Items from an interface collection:
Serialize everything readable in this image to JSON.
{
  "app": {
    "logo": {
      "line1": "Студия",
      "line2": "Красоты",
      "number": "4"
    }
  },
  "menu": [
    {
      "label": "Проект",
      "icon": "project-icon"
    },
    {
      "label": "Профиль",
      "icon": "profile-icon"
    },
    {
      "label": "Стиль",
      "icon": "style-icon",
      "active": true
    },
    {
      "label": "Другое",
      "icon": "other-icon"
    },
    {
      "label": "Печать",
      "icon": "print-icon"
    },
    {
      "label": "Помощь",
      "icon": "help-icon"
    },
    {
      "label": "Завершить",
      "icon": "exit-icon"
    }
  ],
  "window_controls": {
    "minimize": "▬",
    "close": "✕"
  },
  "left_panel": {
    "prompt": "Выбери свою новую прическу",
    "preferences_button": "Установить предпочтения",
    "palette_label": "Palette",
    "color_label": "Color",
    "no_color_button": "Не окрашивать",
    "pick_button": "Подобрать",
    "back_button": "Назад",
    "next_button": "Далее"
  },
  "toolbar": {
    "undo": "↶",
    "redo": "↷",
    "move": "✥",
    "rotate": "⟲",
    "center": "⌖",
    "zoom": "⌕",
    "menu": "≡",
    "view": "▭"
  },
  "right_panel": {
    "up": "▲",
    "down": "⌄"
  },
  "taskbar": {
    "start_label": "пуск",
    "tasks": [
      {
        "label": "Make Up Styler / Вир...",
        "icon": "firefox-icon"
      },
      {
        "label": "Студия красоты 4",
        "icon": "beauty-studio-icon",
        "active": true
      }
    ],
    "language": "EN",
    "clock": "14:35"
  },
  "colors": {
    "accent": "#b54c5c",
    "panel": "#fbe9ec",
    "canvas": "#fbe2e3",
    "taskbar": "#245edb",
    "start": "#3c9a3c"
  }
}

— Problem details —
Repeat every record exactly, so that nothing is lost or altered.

— Task solution —
Serialize everything readable in this image to JSON.
{
  "app": {
    "logo": {
      "line1": "Студия",
      "line2": "Красоты",
      "number": "4"
    }
  },
  "menu": [
    {
      "label": "Проект",
      "icon": "project-icon"
    },
    {
      "label": "Профиль",
      "icon": "profile-icon"
    },
    {
      "label": "Стиль",
      "icon": "style-icon",
      "active": true
    },
    {
      "label": "Другое",
      "icon": "other-icon"
    },
    {
      "label": "Печать",
      "icon": "print-icon"
    },
    {
      "label": "Помощь",
      "icon": "help-icon"
    },
    {
      "label": "Завершить",
      "icon": "exit-icon"
    }
  ],
  "window_controls": {
    "minimize": "▬",
    "close": "✕"
  },
  "left_panel": {
    "prompt": "Выбери свою новую прическу",
    "preferences_button": "Установить предпочтения",
    "palette_label": "Palette",
    "color_label": "Color",
    "no_color_button": "Не окрашивать",
    "pick_button": "Подобрать",
    "back_button": "Назад",
    "next_button": "Далее"
  },
  "toolbar": {
    "undo": "↶",
    "redo": "↷",
    "move": "✥",
    "rotate": "⟲",
    "center": "⌖",
    "zoom": "⌕",
    "menu": "≡",
    "view": "▭"
  },
  "right_panel": {
    "up": "▲",
    "down": "⌄"
  },
  "taskbar": {
    "start_label": "пуск",
    "tasks": [
      {
        "label": "Make Up Styler / Вир...",
        "icon": "firefox-icon"
      },
      {
        "label": "Студия красоты 4",
        "icon": "beauty-studio-icon",
        "active": true
      }
    ],
    "language": "EN",
    "clock": "14:35"
  },
  "colors": {
    "accent": "#b54c5c",
    "panel": "#fbe9ec",
    "canvas": "#fbe2e3",
    "taskbar": "#245edb",
    "start": "#3c9a3c"
  }
}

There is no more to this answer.